Shirking of state law is tough on counties

For too long, the General Assembly has been passing the buck. The latest proposed budget for Aiken County makes that abundantly evident.

Although a number of factors have some prompted county administration to propose a millage rate increase, this is, in large part, tied to the lack of support from state lawmakers.

For decades, the state has obligated itself toward giving additional dollars to counties and municipalities through a measure known as the local government fund. The fund was largely viewed as a way to provide local relief for mandates created by the state.

It’s been an important source of revenue around the state, including in Aiken County, even with the cuts it has seen in recent years. In 1991, lawmakers instituted a law requiring 4.5 percent of the general fund revenue – of the completed fiscal year – to be appropriated into the fund for cities and counties.

However, the law was suspended in 2008 to deal with budget shortfalls resulting from the recession. Now, as the state and country appear to be slowly moving out of the recession, the Legislature continues to not live up to what state law originally required.

The most sensible approach would be putting together a formula that ebbed and flowed with the strength of the state’s general fund. In good years, local governments would have more to spend just as the state does. In bad years, less so. Instead, the state continues to handicap local governments by not sticking to the formula and undermining city and county councils.

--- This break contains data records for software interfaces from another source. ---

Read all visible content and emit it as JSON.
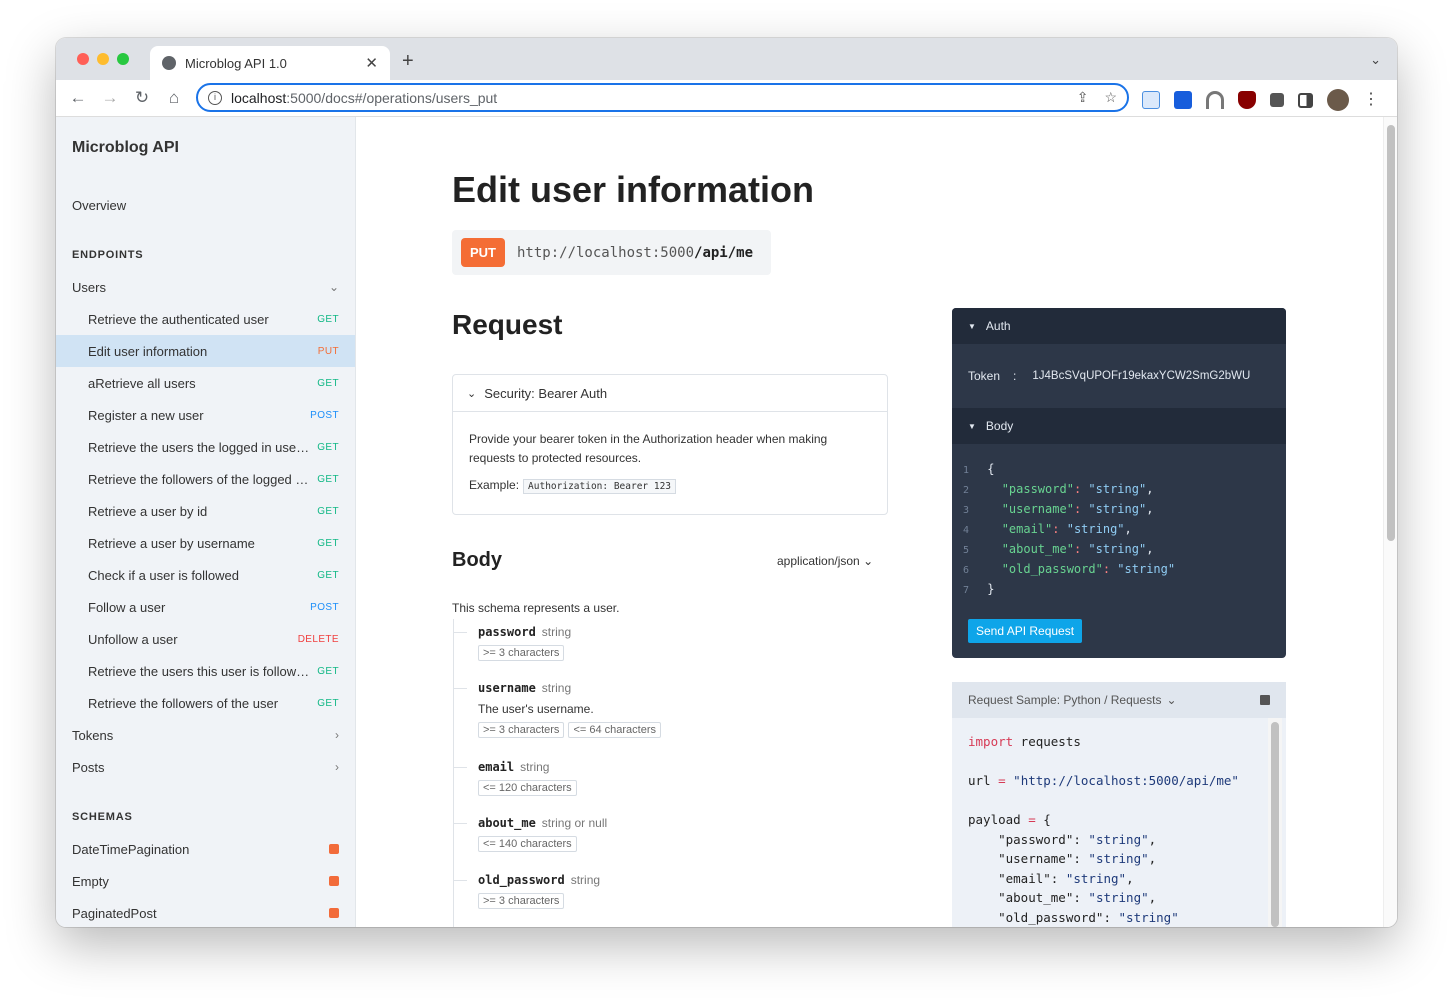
{
  "browser": {
    "tab_title": "Microblog API 1.0",
    "url_host": "localhost",
    "url_rest": ":5000/docs#/operations/users_put"
  },
  "sidebar": {
    "title": "Microblog API",
    "overview": "Overview",
    "endpoints_heading": "ENDPOINTS",
    "groups": [
      {
        "label": "Users"
      },
      {
        "label": "Tokens"
      },
      {
        "label": "Posts"
      }
    ],
    "user_items": [
      {
        "label": "Retrieve the authenticated user",
        "method": "GET"
      },
      {
        "label": "Edit user information",
        "method": "PUT",
        "active": true
      },
      {
        "label": "aRetrieve all users",
        "method": "GET"
      },
      {
        "label": "Register a new user",
        "method": "POST"
      },
      {
        "label": "Retrieve the users the logged in user is following",
        "method": "GET"
      },
      {
        "label": "Retrieve the followers of the logged in user",
        "method": "GET"
      },
      {
        "label": "Retrieve a user by id",
        "method": "GET"
      },
      {
        "label": "Retrieve a user by username",
        "method": "GET"
      },
      {
        "label": "Check if a user is followed",
        "method": "GET"
      },
      {
        "label": "Follow a user",
        "method": "POST"
      },
      {
        "label": "Unfollow a user",
        "method": "DELETE"
      },
      {
        "label": "Retrieve the users this user is following",
        "method": "GET"
      },
      {
        "label": "Retrieve the followers of the user",
        "method": "GET"
      }
    ],
    "schemas_heading": "SCHEMAS",
    "schemas": [
      {
        "label": "DateTimePagination"
      },
      {
        "label": "Empty"
      },
      {
        "label": "PaginatedPost"
      }
    ]
  },
  "method_colors": {
    "GET": "#12b886",
    "PUT": "#f46d35",
    "POST": "#1c8ef9",
    "DELETE": "#f03e3e"
  },
  "main": {
    "title": "Edit user information",
    "method": "PUT",
    "url_base": "http://localhost:5000",
    "url_path": "/api/me",
    "request_heading": "Request",
    "security": {
      "heading": "Security: Bearer Auth",
      "description": "Provide your bearer token in the Authorization header when making requests to protected resources.",
      "example_label": "Example:",
      "example_value": "Authorization: Bearer 123"
    },
    "body_heading": "Body",
    "content_type": "application/json",
    "schema_description": "This schema represents a user.",
    "fields": [
      {
        "name": "password",
        "type": "string",
        "constraints": [
          ">= 3 characters"
        ]
      },
      {
        "name": "username",
        "type": "string",
        "description": "The user's username.",
        "constraints": [
          ">= 3 characters",
          "<= 64 characters"
        ]
      },
      {
        "name": "email",
        "type": "string",
        "constraints": [
          "<= 120 characters"
        ]
      },
      {
        "name": "about_me",
        "type": "string or null",
        "constraints": [
          "<= 140 characters"
        ]
      },
      {
        "name": "old_password",
        "type": "string",
        "constraints": [
          ">= 3 characters"
        ]
      }
    ]
  },
  "try_panel": {
    "auth_heading": "Auth",
    "token_label": "Token",
    "token_sep": ":",
    "token_value": "1J4BcSVqUPOFr19ekaxYCW2SmG2bWU",
    "body_heading": "Body",
    "body_lines": [
      [
        "{"
      ],
      [
        "\"password\"",
        "\"string\"",
        ","
      ],
      [
        "\"username\"",
        "\"string\"",
        ","
      ],
      [
        "\"email\"",
        "\"string\"",
        ","
      ],
      [
        "\"about_me\"",
        "\"string\"",
        ","
      ],
      [
        "\"old_password\"",
        "\"string\"",
        ""
      ],
      [
        "}"
      ]
    ],
    "send_label": "Send API Request"
  },
  "sample": {
    "heading": "Request Sample: Python / Requests",
    "code_lines": [
      "import requests",
      "",
      "url = \"http://localhost:5000/api/me\"",
      "",
      "payload = {",
      "    \"password\": \"string\",",
      "    \"username\": \"string\",",
      "    \"email\": \"string\",",
      "    \"about_me\": \"string\",",
      "    \"old_password\": \"string\""
    ]
  }
}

The General Assembly has tried to make adjustments to the fund this year, although unsuccessfully. Two bills focused on the issue with one more sensible than the other.

A bill sponsored by S.C. Rep. Jim Merrill, R-Charleston – H.3374 – would all but freeze the local government fund if passed. This misguided approach would continue to put burdens on local governments by keeping mandates imposed by the state in place without the necessary dollars to fulfill the requirements.

Merrill’s bill would increase the local government fund by 2 percent, but only in years when the state general fund is projected to increase by at least 4 percent – and that’s absent some kind of an extraordinary appropriation by the Legislature. ...

Another bill, sponsored by Eddie Southard, R-Berkeley, would take the more sensible approach and would phase in full funding for local governments over a three-year-period, but it hasn’t moved forward either. The fund was envisioned as a way to offset tax relief and some of the state’s functions that are performed at the county level. In the past few years, as the Legislature has suspended the fund, the dollars coming down from the state have been unpredictable. ...

These pressures should create a clear impetus for state lawmakers to push for more sensible, straightforward funding in the future.

In summary

Although the state’s economy is improving, state lawmakers still fail to live up to law requiring funding for local governments.